A private nonprofit organization is any nonprofit organization not organized or controlled by or closely affiliated with a unit of government, while a public nonprofit organization has such origins, controls or affiliations. (See also nongovernmental organization).

Informal nonprofit organizations include a vast and uncounted array of self-governing groups, clubs, voluntary associations, coalitions, social networks. Formal nonprofit organizations are those that have one or more of the following: by-laws, operating rules, written policies and procedures, organization charts, goals, objectives, an established division of labour including governance, service delivery or advocacy programs, established offices, paid employees or other evidences of formal (intentional and durable) organization.

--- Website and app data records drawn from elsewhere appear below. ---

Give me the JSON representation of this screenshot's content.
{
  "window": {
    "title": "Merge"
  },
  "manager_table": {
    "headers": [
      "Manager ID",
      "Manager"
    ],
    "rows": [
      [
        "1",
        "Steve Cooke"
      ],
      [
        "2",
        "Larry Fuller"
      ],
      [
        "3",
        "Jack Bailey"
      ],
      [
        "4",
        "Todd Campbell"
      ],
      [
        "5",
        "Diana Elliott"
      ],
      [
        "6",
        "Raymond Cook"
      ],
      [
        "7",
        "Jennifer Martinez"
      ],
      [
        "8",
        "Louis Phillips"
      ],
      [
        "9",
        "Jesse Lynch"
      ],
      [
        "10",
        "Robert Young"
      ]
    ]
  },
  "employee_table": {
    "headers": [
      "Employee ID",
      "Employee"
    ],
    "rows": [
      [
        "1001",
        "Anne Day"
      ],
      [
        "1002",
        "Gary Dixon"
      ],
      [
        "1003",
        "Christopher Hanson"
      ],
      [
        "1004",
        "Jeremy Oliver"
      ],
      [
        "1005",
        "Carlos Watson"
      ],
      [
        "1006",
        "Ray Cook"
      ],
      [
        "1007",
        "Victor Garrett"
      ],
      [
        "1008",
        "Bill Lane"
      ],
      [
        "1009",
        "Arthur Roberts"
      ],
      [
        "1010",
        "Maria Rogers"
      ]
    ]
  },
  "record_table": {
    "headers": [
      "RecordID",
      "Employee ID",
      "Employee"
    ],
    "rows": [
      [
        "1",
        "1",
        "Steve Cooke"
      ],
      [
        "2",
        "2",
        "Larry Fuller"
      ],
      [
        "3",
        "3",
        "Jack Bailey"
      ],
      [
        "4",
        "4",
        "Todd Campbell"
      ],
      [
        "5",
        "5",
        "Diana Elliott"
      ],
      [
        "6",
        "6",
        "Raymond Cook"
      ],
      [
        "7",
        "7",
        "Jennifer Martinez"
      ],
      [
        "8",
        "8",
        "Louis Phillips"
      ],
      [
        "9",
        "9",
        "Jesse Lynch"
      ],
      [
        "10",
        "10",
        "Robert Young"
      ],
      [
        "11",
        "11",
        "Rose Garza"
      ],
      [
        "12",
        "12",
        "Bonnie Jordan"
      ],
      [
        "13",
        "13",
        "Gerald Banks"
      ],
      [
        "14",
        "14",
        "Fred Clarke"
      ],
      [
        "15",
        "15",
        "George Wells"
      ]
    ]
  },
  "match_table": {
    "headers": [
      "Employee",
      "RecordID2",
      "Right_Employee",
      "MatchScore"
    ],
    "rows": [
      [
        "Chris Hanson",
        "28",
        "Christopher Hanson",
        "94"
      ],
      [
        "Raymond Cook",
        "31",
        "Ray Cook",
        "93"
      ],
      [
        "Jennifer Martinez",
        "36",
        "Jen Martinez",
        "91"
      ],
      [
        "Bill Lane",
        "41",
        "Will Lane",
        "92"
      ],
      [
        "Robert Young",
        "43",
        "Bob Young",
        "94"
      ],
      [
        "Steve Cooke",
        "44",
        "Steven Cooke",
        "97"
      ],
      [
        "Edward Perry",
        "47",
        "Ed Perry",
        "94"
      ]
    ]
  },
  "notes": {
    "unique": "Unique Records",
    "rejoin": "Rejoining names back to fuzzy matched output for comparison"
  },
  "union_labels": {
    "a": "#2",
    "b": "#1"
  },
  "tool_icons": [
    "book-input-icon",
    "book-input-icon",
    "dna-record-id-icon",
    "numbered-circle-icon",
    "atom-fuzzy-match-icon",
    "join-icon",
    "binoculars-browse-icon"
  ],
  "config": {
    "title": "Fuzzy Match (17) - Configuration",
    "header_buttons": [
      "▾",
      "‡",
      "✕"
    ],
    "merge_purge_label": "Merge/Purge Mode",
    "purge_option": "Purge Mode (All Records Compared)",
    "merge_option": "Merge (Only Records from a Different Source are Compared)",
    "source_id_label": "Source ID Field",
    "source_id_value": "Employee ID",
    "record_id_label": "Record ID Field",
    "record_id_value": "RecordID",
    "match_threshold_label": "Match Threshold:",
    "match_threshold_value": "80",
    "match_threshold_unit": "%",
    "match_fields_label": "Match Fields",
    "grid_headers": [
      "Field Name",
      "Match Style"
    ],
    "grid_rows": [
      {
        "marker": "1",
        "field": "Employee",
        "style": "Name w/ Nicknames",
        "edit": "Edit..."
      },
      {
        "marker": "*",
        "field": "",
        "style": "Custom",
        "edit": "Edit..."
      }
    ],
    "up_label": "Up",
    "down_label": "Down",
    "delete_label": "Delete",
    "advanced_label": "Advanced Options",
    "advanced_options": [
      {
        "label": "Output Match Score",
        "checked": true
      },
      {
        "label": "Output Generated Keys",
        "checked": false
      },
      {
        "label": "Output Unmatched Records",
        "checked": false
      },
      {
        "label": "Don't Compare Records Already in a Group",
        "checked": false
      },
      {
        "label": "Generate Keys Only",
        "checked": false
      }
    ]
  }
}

One large category of nonprofit organizations are formally organized nonprofit corporations which in the U.S. are typically chartered by appropriate units of state government (such as the state-level Secretary of State). The majority of states have adopted a model nonprofit code developed by a committee of the American Bar Association.

A subset of these nonprofit corporations are also recognized by the Internal Revenue Service as exempt from federal income tax and eligible to accept tax-deductible contributions under Section 501(c)(3) of the IRS Code. This makes them tax-exempt, tax-deductible nonprofit corporations, a phrase that is often shortened to "501(c)(3)s". The IRS further defines 501(c)(3)s into two broad categories: public charity and private foundations.

Nonprofit organizations are classified into approximately two dozen categories, using the National Taxonomy of Exempt Entities, the first and currently one of several classification schemes used internationally to categorize nonprofits.


  1. Robert N. Anthony and David W. Young, "Financial Accounting and Financial Management". Robert D. Herman & Associates, The Jossey-Bass Handbook of Nonprofit Leadership and Management. Second Edition. San Francisco: Jossey-Bass. 2005. p. 468.